How Porn Erodes Your Moral Compass — Even If You Don't Watch It

How Porn Erodes Your Moral Compass — Even If You Don't Watch It

Why you should care

Because subliminal erotic images give a whole new meaning to the word “flashing.”

Just because you’re paranoid doesn’t mean they’re not watching you. Or, in this case, altering your moral center with subliminal imagery. Particularly images that turn you on. I guess porn might be leading to the moral decline of the West after all.

Subliminal erotic images make us more willing to sacrifice an individual for the greater good.

A recently published paper in the Plos One journal studied the effects of various factors on moral decision-making, including culture, sex and the presence of erotic “priming” images. The team of researchers, split between the Fundación Universitaria Luis Amigó in Colombia and the University of the Balearic Islands in Spain, studied 224 participants who each judged a series of moral dilemmas, all a variation of the famous “trolley problem” — if you see a runaway railway trolley headed toward a group of five people, but there is a different track with just one person on it, do you do nothing and let the five die, or do you pull the lever to actively condemn a different person to death? They found that people were more likely to think that killing the individual was the right course of action if an erotic image had been shown on the computer screen before the question was asked. The images, though, were shown for just 16 milliseconds — too quickly for participants’ brains to consciously process them. “Believe me,” says lead researcher Dr. Antonio Olivera La Rosa, “it’s impossible to see the pictures.”
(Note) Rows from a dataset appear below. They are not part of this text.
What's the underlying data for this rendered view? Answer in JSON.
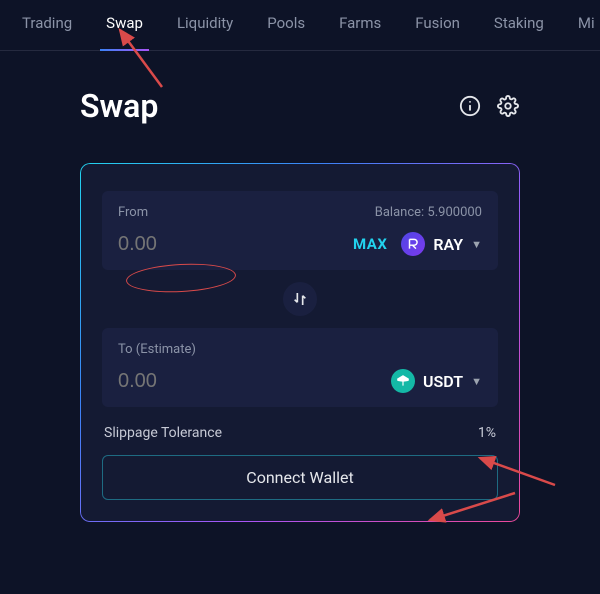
{
  "nav": {
    "items": [
      {
        "label": "Trading",
        "active": false
      },
      {
        "label": "Swap",
        "active": true
      },
      {
        "label": "Liquidity",
        "active": false
      },
      {
        "label": "Pools",
        "active": false
      },
      {
        "label": "Farms",
        "active": false
      },
      {
        "label": "Fusion",
        "active": false
      },
      {
        "label": "Staking",
        "active": false
      },
      {
        "label": "Mi",
        "active": false
      }
    ]
  },
  "page": {
    "title": "Swap"
  },
  "swap": {
    "from": {
      "label": "From",
      "balance_label": "Balance:",
      "balance": "5.900000",
      "amount_placeholder": "0.00",
      "max_label": "MAX",
      "token": "RAY"
    },
    "to": {
      "label": "To (Estimate)",
      "amount_placeholder": "0.00",
      "token": "USDT"
    },
    "slippage": {
      "label": "Slippage Tolerance",
      "value": "1%"
    },
    "connect_button": "Connect Wallet"
  }
}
Olivera La Rosa points to previous research that suggests that perhaps subliminal stimuli influences our moral judgment even more than consciously perceivable images: “When you actually see a supraliminal, conscious sexual stimulus, there are brain activations that are associated with sexual arousal but also regulatory control.” But if you use subliminal sexual stimuli, “you can’t control your response.” The fact that our moral judgment might not always be cool and level-headed is not a new idea: Many previous studies in the field of moral psychology have shown that “sometimes our judgment of whether something is wrong and how wrong it is fluctuates with our momentary and irrelevant emotions,” says Rebecca Saxe, a professor in MIT’s Department of Brain and Cognitive Sciences. “Recognizing that is quite unsettling, because it feels like our sense of how wrong something is should be stable.” Indeed, a particularly famous example of this — or perhaps infamous, given its dangerous implications — is a study showing that people are likely to judge coercive sexual behavior as less wrong when they are themselves sexually aroused.

To be sure, while the differences in moral judgments measured by this study were statistically significant, they weren’t gigantic. And while existing research has already shown that arousal can affect cognition, and that emotions can affect moral judgment, Olivera La Rosa acknowledges that more research is necessary to understand the specific mechanisms in the brain that can explain this association.

Like many psychological studies, the participants were all college-age students. I don’t think I need a psychology Ph.D. to suggest that college kids might react to erotic stimuli slightly differently than the average person. To answer the question of whether a trend such as this is “humanly universal, you need a very different approach,” says Saxe. So don’t get too paranoid about the evil potential of subliminal sexting — for now.

OZYAcumen

Numbers and factoids --- fodder for your next cocktail party.